Saint John settles dispute with heritage planner
Jim Bezanson drops human rights complaint, retires with $200,000 payment
The City of Saint John has quietly ended a long-time dispute with the municipality's heritage planner.
The deal sees Jim Bezanson, a well-known advocate for historic buildings, drop a human rights complaint against the city and a group of managers.
The dispute ended quietly at Tuesday night's city council meeting when council voted to approve the deal. There was no discussion.
Details of the deal were made public Wednesday. Bezanson will continue to be paid as a city employee on earned vacation until April 1. He will then retire with severance of $100,000, plus an additional $75,000 for what is described in the agreement as "Human Rights Damages."
The payment is being made even though the complaint of discrimination on the ground of mental disability has not been proven and the city continues to deny there are damages.
The city will also pay $25,000 to Bezanson to cover legal and other costs.
The agreement will see Bezanson drop his December 2011 complaint to the New Brunswick Human Rights Commission and resign his position effective April 1, 2014.
Bezanson did not respond to an interview request.
He was known to have a rocky relationship with senior managers at city hall for a number of years.
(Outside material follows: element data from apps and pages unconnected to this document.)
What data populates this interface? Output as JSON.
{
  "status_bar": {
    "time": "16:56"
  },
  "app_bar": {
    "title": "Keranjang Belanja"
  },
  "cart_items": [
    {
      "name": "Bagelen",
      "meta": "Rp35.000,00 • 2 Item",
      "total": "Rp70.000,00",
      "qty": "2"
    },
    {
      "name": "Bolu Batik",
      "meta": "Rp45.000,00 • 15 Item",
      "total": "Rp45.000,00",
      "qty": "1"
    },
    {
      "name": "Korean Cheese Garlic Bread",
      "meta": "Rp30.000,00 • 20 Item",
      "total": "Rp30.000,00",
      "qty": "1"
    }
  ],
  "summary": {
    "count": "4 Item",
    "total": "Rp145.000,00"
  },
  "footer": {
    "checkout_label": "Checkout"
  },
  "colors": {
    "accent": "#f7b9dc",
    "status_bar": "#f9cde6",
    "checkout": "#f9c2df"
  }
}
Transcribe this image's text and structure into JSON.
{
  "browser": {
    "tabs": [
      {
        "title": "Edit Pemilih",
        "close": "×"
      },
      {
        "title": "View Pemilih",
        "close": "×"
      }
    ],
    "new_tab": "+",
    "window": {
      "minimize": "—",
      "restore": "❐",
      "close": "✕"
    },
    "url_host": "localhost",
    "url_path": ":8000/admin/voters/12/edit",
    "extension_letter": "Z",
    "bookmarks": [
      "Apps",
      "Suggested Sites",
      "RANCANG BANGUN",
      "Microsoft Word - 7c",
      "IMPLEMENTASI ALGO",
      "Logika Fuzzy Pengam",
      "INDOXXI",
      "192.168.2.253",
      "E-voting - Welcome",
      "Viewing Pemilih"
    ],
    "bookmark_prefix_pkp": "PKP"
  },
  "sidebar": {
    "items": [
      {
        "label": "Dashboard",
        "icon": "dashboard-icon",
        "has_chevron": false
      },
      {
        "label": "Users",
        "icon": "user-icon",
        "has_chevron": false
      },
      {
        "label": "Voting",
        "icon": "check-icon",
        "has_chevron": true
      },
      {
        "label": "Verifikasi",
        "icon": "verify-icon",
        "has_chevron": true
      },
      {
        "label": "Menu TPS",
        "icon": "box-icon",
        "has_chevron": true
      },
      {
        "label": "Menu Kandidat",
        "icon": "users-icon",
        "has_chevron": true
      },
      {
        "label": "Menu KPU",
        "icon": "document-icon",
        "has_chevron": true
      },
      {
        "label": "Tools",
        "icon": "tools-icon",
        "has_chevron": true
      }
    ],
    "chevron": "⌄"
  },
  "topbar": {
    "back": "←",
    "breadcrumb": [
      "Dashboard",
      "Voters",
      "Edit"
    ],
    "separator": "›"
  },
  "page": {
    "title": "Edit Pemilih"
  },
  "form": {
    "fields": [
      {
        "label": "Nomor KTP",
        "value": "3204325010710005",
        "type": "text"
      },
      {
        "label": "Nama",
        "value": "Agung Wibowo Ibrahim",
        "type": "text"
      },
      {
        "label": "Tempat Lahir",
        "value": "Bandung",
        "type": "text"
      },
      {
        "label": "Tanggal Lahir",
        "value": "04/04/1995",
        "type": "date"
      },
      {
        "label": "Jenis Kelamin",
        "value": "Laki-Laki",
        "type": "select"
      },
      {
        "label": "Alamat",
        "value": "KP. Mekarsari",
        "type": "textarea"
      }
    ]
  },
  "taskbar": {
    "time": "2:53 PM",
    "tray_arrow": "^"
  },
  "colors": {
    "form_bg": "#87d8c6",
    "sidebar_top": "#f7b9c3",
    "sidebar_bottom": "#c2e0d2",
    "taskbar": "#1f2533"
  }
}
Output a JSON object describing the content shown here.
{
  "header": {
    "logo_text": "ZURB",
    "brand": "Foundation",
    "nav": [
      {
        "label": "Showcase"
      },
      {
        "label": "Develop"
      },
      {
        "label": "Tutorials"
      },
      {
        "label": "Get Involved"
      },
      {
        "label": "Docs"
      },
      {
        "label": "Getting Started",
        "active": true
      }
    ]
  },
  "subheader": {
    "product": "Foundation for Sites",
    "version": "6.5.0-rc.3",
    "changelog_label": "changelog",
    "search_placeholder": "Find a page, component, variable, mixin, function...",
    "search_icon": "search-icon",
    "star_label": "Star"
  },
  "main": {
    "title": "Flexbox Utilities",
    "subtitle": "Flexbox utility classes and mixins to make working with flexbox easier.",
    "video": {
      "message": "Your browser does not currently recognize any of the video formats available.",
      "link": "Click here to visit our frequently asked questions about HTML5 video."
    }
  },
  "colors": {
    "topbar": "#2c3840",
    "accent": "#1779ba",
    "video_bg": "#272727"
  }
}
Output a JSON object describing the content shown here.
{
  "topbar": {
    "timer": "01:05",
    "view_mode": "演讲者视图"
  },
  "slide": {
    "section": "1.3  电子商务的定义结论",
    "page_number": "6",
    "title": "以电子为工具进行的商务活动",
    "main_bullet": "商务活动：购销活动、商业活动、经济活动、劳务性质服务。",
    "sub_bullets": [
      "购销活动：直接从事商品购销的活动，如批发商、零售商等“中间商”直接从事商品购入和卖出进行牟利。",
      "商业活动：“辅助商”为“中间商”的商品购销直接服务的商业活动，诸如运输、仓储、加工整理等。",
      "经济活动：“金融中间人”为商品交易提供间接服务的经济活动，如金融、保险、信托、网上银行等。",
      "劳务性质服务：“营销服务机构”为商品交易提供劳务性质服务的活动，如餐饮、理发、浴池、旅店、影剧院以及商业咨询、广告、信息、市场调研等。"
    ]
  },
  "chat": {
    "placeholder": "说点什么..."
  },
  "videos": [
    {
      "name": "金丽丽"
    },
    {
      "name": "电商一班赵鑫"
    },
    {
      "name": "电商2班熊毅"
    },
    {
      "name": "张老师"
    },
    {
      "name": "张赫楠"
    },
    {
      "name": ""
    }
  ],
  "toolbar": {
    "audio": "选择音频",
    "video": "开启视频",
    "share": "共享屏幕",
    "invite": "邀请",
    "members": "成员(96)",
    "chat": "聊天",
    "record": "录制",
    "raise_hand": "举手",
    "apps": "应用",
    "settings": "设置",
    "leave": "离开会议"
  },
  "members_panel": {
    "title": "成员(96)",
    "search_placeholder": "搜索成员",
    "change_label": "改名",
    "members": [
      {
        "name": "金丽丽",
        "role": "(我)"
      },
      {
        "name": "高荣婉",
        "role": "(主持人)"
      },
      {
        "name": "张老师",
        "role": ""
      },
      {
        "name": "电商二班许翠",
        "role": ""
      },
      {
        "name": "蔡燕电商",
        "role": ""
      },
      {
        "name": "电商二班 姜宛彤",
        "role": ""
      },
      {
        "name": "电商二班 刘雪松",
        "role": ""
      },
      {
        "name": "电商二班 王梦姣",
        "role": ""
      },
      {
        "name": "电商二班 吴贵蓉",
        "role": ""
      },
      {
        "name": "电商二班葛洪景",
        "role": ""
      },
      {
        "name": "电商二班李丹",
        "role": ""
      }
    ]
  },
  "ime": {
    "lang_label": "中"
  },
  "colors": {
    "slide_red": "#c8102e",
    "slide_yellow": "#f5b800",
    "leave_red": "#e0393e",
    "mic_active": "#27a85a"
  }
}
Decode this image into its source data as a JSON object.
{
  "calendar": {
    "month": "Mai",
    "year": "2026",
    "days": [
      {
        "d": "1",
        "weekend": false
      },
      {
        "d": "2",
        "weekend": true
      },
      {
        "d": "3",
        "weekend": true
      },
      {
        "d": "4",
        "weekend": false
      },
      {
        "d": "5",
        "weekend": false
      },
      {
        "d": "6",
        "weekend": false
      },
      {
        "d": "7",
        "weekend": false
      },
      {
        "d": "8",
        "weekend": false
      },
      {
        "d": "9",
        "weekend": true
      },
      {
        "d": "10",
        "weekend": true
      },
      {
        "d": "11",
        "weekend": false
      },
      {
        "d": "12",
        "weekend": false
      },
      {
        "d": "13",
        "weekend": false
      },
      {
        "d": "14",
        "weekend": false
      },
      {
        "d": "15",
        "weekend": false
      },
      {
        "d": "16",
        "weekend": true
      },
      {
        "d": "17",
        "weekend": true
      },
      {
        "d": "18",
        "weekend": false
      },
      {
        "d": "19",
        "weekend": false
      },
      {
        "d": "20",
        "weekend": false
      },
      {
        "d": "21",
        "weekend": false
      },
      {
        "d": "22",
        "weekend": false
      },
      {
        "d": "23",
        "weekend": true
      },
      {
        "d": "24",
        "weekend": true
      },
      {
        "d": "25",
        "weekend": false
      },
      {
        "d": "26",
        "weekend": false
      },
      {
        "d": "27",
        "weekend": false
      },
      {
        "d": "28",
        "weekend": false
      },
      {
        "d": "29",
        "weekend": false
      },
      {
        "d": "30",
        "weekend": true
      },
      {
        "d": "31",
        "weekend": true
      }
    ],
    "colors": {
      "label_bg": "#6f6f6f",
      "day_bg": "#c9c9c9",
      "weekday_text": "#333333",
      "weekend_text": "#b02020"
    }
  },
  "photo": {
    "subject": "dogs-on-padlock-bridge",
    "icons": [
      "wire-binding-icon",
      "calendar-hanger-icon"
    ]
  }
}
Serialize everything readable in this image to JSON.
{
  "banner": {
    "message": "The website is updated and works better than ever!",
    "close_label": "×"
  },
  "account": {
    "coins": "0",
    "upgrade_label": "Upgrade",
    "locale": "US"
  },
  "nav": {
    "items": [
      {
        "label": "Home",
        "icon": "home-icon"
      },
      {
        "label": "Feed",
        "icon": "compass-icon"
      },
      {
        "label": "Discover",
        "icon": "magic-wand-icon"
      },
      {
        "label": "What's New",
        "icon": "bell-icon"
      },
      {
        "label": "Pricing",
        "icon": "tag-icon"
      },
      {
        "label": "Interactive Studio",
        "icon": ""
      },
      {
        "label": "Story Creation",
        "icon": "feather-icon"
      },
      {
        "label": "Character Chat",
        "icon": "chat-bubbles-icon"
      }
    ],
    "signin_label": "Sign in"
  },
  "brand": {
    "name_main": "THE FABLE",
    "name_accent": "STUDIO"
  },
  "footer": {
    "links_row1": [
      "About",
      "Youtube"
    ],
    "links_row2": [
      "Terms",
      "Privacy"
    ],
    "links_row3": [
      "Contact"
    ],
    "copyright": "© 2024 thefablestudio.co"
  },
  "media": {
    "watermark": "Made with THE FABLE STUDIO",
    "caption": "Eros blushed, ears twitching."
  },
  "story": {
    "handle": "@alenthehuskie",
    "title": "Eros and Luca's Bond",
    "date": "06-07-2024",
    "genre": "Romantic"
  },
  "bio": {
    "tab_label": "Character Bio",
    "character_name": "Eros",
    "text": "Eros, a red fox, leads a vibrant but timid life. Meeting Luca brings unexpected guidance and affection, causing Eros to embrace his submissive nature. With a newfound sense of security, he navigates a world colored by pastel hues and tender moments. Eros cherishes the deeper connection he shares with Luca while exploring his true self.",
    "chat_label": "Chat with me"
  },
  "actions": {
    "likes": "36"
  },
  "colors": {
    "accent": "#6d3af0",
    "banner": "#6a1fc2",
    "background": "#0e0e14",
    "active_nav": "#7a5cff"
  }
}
One of the issues was the Peel Plaza project as earlier versions of the proposal included demolition of several historic properties.